Prior to the start of the coronavirus crisis about a year ago, Germany’s mainstream parties were at record lows in the polls. The recent crisis has temporarily relieved them of this pressure. People are putting their trust in those in power, hoping for stability and willing to relinquish their freedoms to get it. But the crisis now seems to be damaging the political establishment.

An even bigger crisis than the coronavirus is Germany’s leadership crisis. For year’s Chancellor Merkel seems to have weathered every storm that blew through Germany, while no leader next to her remained standing. In 2018, Chancellor Merkel passed the leadership of the Christian Democratic Union to Annegret Kramp-Karrenbauer. But she lasted only a year before the party decided to choose a new leader. The cdu’s party congress is scheduled for January 16 and the question of who will lead the party thereafter has never seemed more uncertain.

The coronavirus overshadowed this crisis for months. But the question now reemerges with greater urgency and added difficulties.

Germany’s next leader must not only have Merkel-like resilience to weather storms but also lead Germany in uncharted waters.

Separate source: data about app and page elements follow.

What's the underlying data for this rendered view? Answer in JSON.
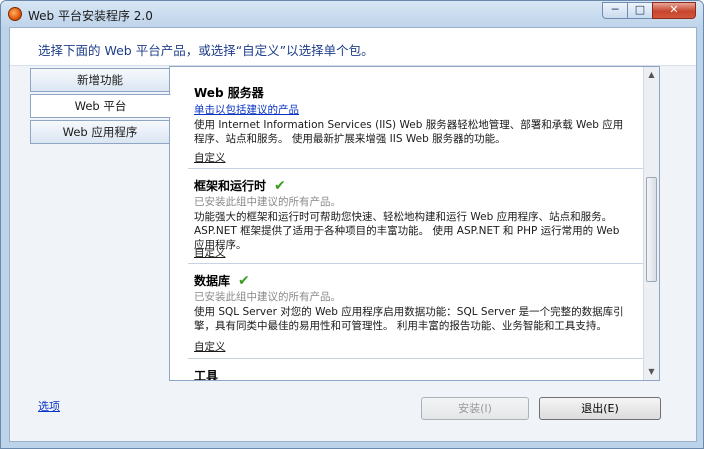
{
  "window": {
    "title": "Web 平台安装程序 2.0",
    "icon": "web-pi-app-icon",
    "controls": {
      "minimize": "─",
      "maximize": "□",
      "close": "✕"
    }
  },
  "header": {
    "instruction": "选择下面的 Web 平台产品，或选择“自定义”以选择单个包。"
  },
  "tabs": [
    {
      "label": "新增功能"
    },
    {
      "label": "Web 平台"
    },
    {
      "label": "Web 应用程序"
    }
  ],
  "sections": {
    "web_server": {
      "title": "Web 服务器",
      "include_link": "单击以包括建议的产品",
      "description": "使用 Internet Information Services (IIS) Web 服务器轻松地管理、部署和承载 Web 应用程序、站点和服务。 使用最新扩展来增强 IIS Web 服务器的功能。",
      "custom": "自定义"
    },
    "frameworks": {
      "title": "框架和运行时",
      "check": "✔",
      "status": "已安装此组中建议的所有产品。",
      "description": "功能强大的框架和运行时可帮助您快速、轻松地构建和运行 Web 应用程序、站点和服务。 ASP.NET 框架提供了适用于各种项目的丰富功能。 使用 ASP.NET 和 PHP 运行常用的 Web 应用程序。",
      "custom": "自定义"
    },
    "database": {
      "title": "数据库",
      "check": "✔",
      "status": "已安装此组中建议的所有产品。",
      "description": "使用 SQL Server 对您的 Web 应用程序启用数据功能：SQL Server 是一个完整的数据库引擎，具有同类中最佳的易用性和可管理性。 利用丰富的报告功能、业务智能和工具支持。",
      "custom": "自定义"
    },
    "tools": {
      "title": "工具"
    }
  },
  "footer": {
    "options_link": "选项",
    "install_button": "安装(I)",
    "exit_button": "退出(E)"
  },
  "colors": {
    "frame": "#bcd3ea",
    "link": "#0a33c7",
    "check": "#3a9c1e",
    "header_text": "#1e3e8a"
  }
}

In his Spiegel Online guest contribution “The CDU Needs Clear Leadership,” Friedrich Merz, a candidate for cdu party leadership, put it this way: “The starting position of the cdu for the federal election is only good at first glance. It is not enough to just call on centrism. Political leadership is needed now.”

German federal elections are scheduled for 2021, and Germany’s main political party is completely divided over who its possible candidates will be. But it’s not just Germany that is in crisis. All of Europe is facing overwhelming crises.

Though few realize it, the Bible contains prophecies for our day that foretold Germany’s dilemma and its outcome. Daniel 11:21 states: “And in his estate shall stand up a vile person, to whom they shall not give the honour of the kingdom: but he shall come in peaceably, and obtain the kingdom by flatteries.” Daniel 8:23 states: “And in the latter time of their kingdom, when the transgressors are come to the full, a king of fierce countenance, and understanding dark sentences, shall stand up.”

Trumpet editor in chief Gerald Flurry writes in A Strong German Leader Is Imminent:

Notice how this man is characterized. He has a “fierce countenance,” meaning he’s mighty, powerful and cruel. He has an “understanding [of] dark sentences.” As Clarke’s Commentary says, he’s “very learned and skillful in all things relating to government and its intrigues”—a skilled politician. He inherits the throne of Europe “peaceably,” obtaining his kingdom by “flatteries.” He’s crafty and sly, with an engaging, attractive personality. The Jamieson, Fausset and Brown Commentary says “the nation shall not, by a public act, confer the kingdom on him, but he shall obtain it by artifice, ‘flattering.’” In other words, a deceived public, or a group of European leaders, likely invites this man into power.

It takes unprecedented times for such a prophecy to be fulfilled. But as Mr. Flurry explains in Daniel—Unsealed at Last! we are now living in such times. Request your free copy of Mr. Flurry’s booklet today to learn how Germany’s leadership crisis will result in a shock to the whole world.